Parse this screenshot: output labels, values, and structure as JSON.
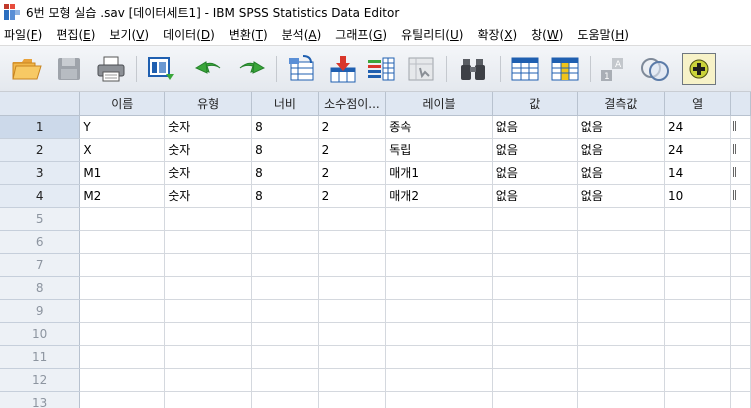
{
  "window": {
    "title": "6번 모형 실습 .sav [데이터세트1] - IBM SPSS Statistics Data Editor"
  },
  "menu": [
    {
      "label": "파일(F)",
      "base": "파일(",
      "key": "F",
      "tail": ")"
    },
    {
      "label": "편집(E)",
      "base": "편집(",
      "key": "E",
      "tail": ")"
    },
    {
      "label": "보기(V)",
      "base": "보기(",
      "key": "V",
      "tail": ")"
    },
    {
      "label": "데이터(D)",
      "base": "데이터(",
      "key": "D",
      "tail": ")"
    },
    {
      "label": "변환(T)",
      "base": "변환(",
      "key": "T",
      "tail": ")"
    },
    {
      "label": "분석(A)",
      "base": "분석(",
      "key": "A",
      "tail": ")"
    },
    {
      "label": "그래프(G)",
      "base": "그래프(",
      "key": "G",
      "tail": ")"
    },
    {
      "label": "유틸리티(U)",
      "base": "유틸리티(",
      "key": "U",
      "tail": ")"
    },
    {
      "label": "확장(X)",
      "base": "확장(",
      "key": "X",
      "tail": ")"
    },
    {
      "label": "창(W)",
      "base": "창(",
      "key": "W",
      "tail": ")"
    },
    {
      "label": "도움말(H)",
      "base": "도움말(",
      "key": "H",
      "tail": ")"
    }
  ],
  "toolbar": [
    {
      "name": "open-folder-icon"
    },
    {
      "name": "save-icon"
    },
    {
      "name": "print-icon"
    },
    {
      "name": "recall-dialog-icon"
    },
    {
      "name": "undo-icon"
    },
    {
      "name": "redo-icon"
    },
    {
      "name": "goto-case-icon"
    },
    {
      "name": "goto-variable-icon"
    },
    {
      "name": "variables-icon"
    },
    {
      "name": "run-descriptives-icon"
    },
    {
      "name": "find-icon"
    },
    {
      "name": "insert-cases-icon"
    },
    {
      "name": "insert-variable-icon"
    },
    {
      "name": "split-file-icon"
    },
    {
      "name": "value-labels-icon"
    },
    {
      "name": "use-sets-icon"
    }
  ],
  "grid": {
    "columns": [
      "이름",
      "유형",
      "너비",
      "소수점이...",
      "레이블",
      "값",
      "결측값",
      "열"
    ],
    "rows": [
      {
        "num": "1",
        "cells": [
          "Y",
          "숫자",
          "8",
          "2",
          "종속",
          "없음",
          "없음",
          "24"
        ]
      },
      {
        "num": "2",
        "cells": [
          "X",
          "숫자",
          "8",
          "2",
          "독립",
          "없음",
          "없음",
          "24"
        ]
      },
      {
        "num": "3",
        "cells": [
          "M1",
          "숫자",
          "8",
          "2",
          "매개1",
          "없음",
          "없음",
          "14"
        ]
      },
      {
        "num": "4",
        "cells": [
          "M2",
          "숫자",
          "8",
          "2",
          "매개2",
          "없음",
          "없음",
          "10"
        ]
      },
      {
        "num": "5",
        "cells": [
          "",
          "",
          "",
          "",
          "",
          "",
          "",
          ""
        ]
      },
      {
        "num": "6",
        "cells": [
          "",
          "",
          "",
          "",
          "",
          "",
          "",
          ""
        ]
      },
      {
        "num": "7",
        "cells": [
          "",
          "",
          "",
          "",
          "",
          "",
          "",
          ""
        ]
      },
      {
        "num": "8",
        "cells": [
          "",
          "",
          "",
          "",
          "",
          "",
          "",
          ""
        ]
      },
      {
        "num": "9",
        "cells": [
          "",
          "",
          "",
          "",
          "",
          "",
          "",
          ""
        ]
      },
      {
        "num": "10",
        "cells": [
          "",
          "",
          "",
          "",
          "",
          "",
          "",
          ""
        ]
      },
      {
        "num": "11",
        "cells": [
          "",
          "",
          "",
          "",
          "",
          "",
          "",
          ""
        ]
      },
      {
        "num": "12",
        "cells": [
          "",
          "",
          "",
          "",
          "",
          "",
          "",
          ""
        ]
      },
      {
        "num": "13",
        "cells": [
          "",
          "",
          "",
          "",
          "",
          "",
          "",
          ""
        ]
      }
    ]
  },
  "colors": {
    "header_bg": "#dfe7f2",
    "row_header_bg": "#e4ebf4",
    "grid_line": "#d4d8de",
    "toolbar_accent_green": "#3aa63a",
    "toolbar_accent_red": "#d9362b",
    "toolbar_accent_blue": "#1f5fb0"
  }
}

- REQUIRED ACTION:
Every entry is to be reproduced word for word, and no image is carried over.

- COMPLETED EXERCISE:
Parse this screenshot: output labels, values, and structure as JSON.
{
  "window": {
    "title": "6번 모형 실습 .sav [데이터세트1] - IBM SPSS Statistics Data Editor"
  },
  "menu": [
    {
      "label": "파일(F)",
      "base": "파일(",
      "key": "F",
      "tail": ")"
    },
    {
      "label": "편집(E)",
      "base": "편집(",
      "key": "E",
      "tail": ")"
    },
    {
      "label": "보기(V)",
      "base": "보기(",
      "key": "V",
      "tail": ")"
    },
    {
      "label": "데이터(D)",
      "base": "데이터(",
      "key": "D",
      "tail": ")"
    },
    {
      "label": "변환(T)",
      "base": "변환(",
      "key": "T",
      "tail": ")"
    },
    {
      "label": "분석(A)",
      "base": "분석(",
      "key": "A",
      "tail": ")"
    },
    {
      "label": "그래프(G)",
      "base": "그래프(",
      "key": "G",
      "tail": ")"
    },
    {
      "label": "유틸리티(U)",
      "base": "유틸리티(",
      "key": "U",
      "tail": ")"
    },
    {
      "label": "확장(X)",
      "base": "확장(",
      "key": "X",
      "tail": ")"
    },
    {
      "label": "창(W)",
      "base": "창(",
      "key": "W",
      "tail": ")"
    },
    {
      "label": "도움말(H)",
      "base": "도움말(",
      "key": "H",
      "tail": ")"
    }
  ],
  "toolbar": [
    {
      "name": "open-folder-icon"
    },
    {
      "name": "save-icon"
    },
    {
      "name": "print-icon"
    },
    {
      "name": "recall-dialog-icon"
    },
    {
      "name": "undo-icon"
    },
    {
      "name": "redo-icon"
    },
    {
      "name": "goto-case-icon"
    },
    {
      "name": "goto-variable-icon"
    },
    {
      "name": "variables-icon"
    },
    {
      "name": "run-descriptives-icon"
    },
    {
      "name": "find-icon"
    },
    {
      "name": "insert-cases-icon"
    },
    {
      "name": "insert-variable-icon"
    },
    {
      "name": "split-file-icon"
    },
    {
      "name": "value-labels-icon"
    },
    {
      "name": "use-sets-icon"
    }
  ],
  "grid": {
    "columns": [
      "이름",
      "유형",
      "너비",
      "소수점이...",
      "레이블",
      "값",
      "결측값",
      "열"
    ],
    "rows": [
      {
        "num": "1",
        "cells": [
          "Y",
          "숫자",
          "8",
          "2",
          "종속",
          "없음",
          "없음",
          "24"
        ]
      },
      {
        "num": "2",
        "cells": [
          "X",
          "숫자",
          "8",
          "2",
          "독립",
          "없음",
          "없음",
          "24"
        ]
      },
      {
        "num": "3",
        "cells": [
          "M1",
          "숫자",
          "8",
          "2",
          "매개1",
          "없음",
          "없음",
          "14"
        ]
      },
      {
        "num": "4",
        "cells": [
          "M2",
          "숫자",
          "8",
          "2",
          "매개2",
          "없음",
          "없음",
          "10"
        ]
      },
      {
        "num": "5",
        "cells": [
          "",
          "",
          "",
          "",
          "",
          "",
          "",
          ""
        ]
      },
      {
        "num": "6",
        "cells": [
          "",
          "",
          "",
          "",
          "",
          "",
          "",
          ""
        ]
      },
      {
        "num": "7",
        "cells": [
          "",
          "",
          "",
          "",
          "",
          "",
          "",
          ""
        ]
      },
      {
        "num": "8",
        "cells": [
          "",
          "",
          "",
          "",
          "",
          "",
          "",
          ""
        ]
      },
      {
        "num": "9",
        "cells": [
          "",
          "",
          "",
          "",
          "",
          "",
          "",
          ""
        ]
      },
      {
        "num": "10",
        "cells": [
          "",
          "",
          "",
          "",
          "",
          "",
          "",
          ""
        ]
      },
      {
        "num": "11",
        "cells": [
          "",
          "",
          "",
          "",
          "",
          "",
          "",
          ""
        ]
      },
      {
        "num": "12",
        "cells": [
          "",
          "",
          "",
          "",
          "",
          "",
          "",
          ""
        ]
      },
      {
        "num": "13",
        "cells": [
          "",
          "",
          "",
          "",
          "",
          "",
          "",
          ""
        ]
      }
    ]
  },
  "colors": {
    "header_bg": "#dfe7f2",
    "row_header_bg": "#e4ebf4",
    "grid_line": "#d4d8de",
    "toolbar_accent_green": "#3aa63a",
    "toolbar_accent_red": "#d9362b",
    "toolbar_accent_blue": "#1f5fb0"
  }
}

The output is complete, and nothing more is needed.